The museum seemed to have been a part of the palace. There was a door at the rear of the museum, through which we could escape into the palace for additional enjoyment of nature in the form of innumerable flowery plants or be part of welcoming ceremonies for visiting dignitaries, who called on the king almost on daily basis. There were times we followed the dignitaries and witnessed them parleying with the king. As children, we were never barred, whether from holy or unholy places.
Outside the palace, there was a large playing ground called Enuwa Square, where the local youths played soccer and table tennis all year round. The square was also popular for film shows by companies that used the venue for free movie shows to advertise their products. It was where films that featured cowboys like John
John Wayne and Roy Rogers became popular among children of our days.
Apart from the museum, the palace and knowledge of monuments within and around the area were two major memorable traditional festivals- Edi and Olojo’ respectively. Both were popular among the natives and they drew a large crowd of tourists. They are still observed up to this day. They feature an array of rites and ritual, some are conducted behind the scene and others in the open. They are for the protection of indigenes from evil and terror; enhance their well being as well as that of the ancient city.
During my childhood days, the Edi festival featured a man who carried a shroud of palm leaves, surrounded by palace chiefs and a joyful crowd that chanted, “take away death, take away sickness” amidst drumming and dancing, with the king paying homage to his subjects. Before emergence of the shroud in the public, first within the palace, it had gone through a process of rituals and rites inside one of the bungalows in the palace, adjacent to a quarter of palace workers and a magnificent hall called Ile Nla, which also serve as a secondary museum, having different types of historical artifacts mounted on the wall for public viewing. After the shroud had emerged from the bungalow, he would go straight to the front of the king’s residence-within the palace, then into the hall and with the king in the procession accompanied by drumming, singing and dancing.

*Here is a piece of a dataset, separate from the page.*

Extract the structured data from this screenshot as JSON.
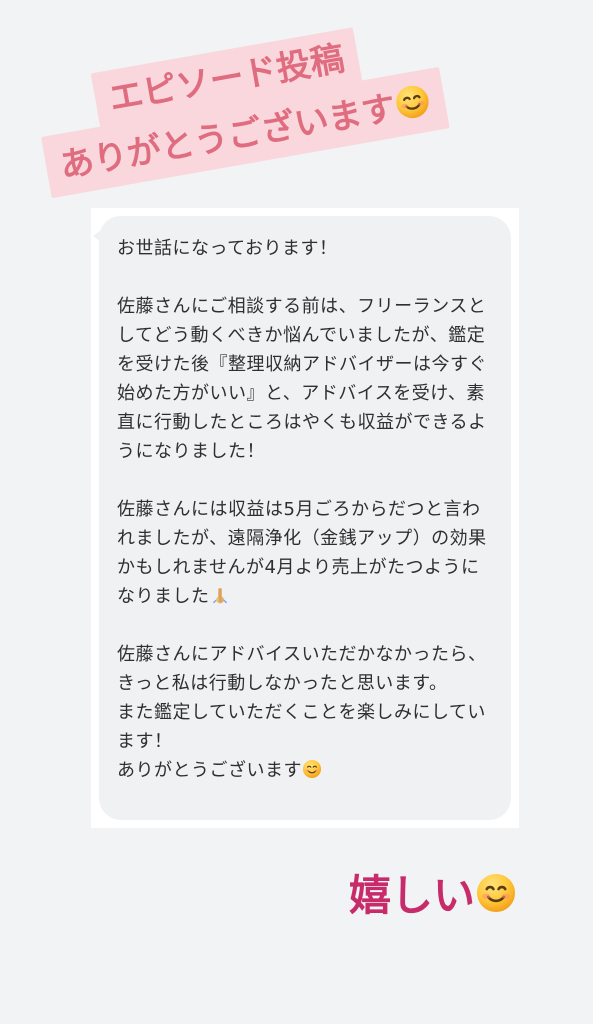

After the congregation and ceremony in the hall, the king and the shroud would be led out into a large playing ground in front of the hall, where the king would be seated under a giant umbrella where he would play host to a very large crowd. The crowd would then be led out of the palace through a gate to the outside playing ground called Enuwa Square in front of the palace, where the king would continue the ceremonial parleying with his subjects; and from there the procession goes to a hilly area- Oke Mogun- about two hundred and fifty meters away from the palace, where final ritual is performed in the open, from where the king would return to the palace and the shroud would be led toward a road that leads out of town , accompanied by a chanting crowd and palace chiefs to a far away forest area from where, I learnt as a child, he would not return until early hours of the following morning, alone without the shroud believed to represent misfortunes like sicknesses, untimely death, and bareness.
During the Olojo festival, the shroud would be replaced by palace chiefs, dressed in white shorts, upper torso painted in white and brown colors in two halves-horizontally, each holding a small calabash stocked with feathers on one hand and canes on the other. The preparation and emergence followed the same process; in the same bungalow behind the hall. The difference between the two festivals is that, unlike the Edi, the Olojo is a thanksgiving and celebratory festival, when thanks are offered to the creator for his mercy and blessings. The word-Olojo- means the owner of the day and the universe.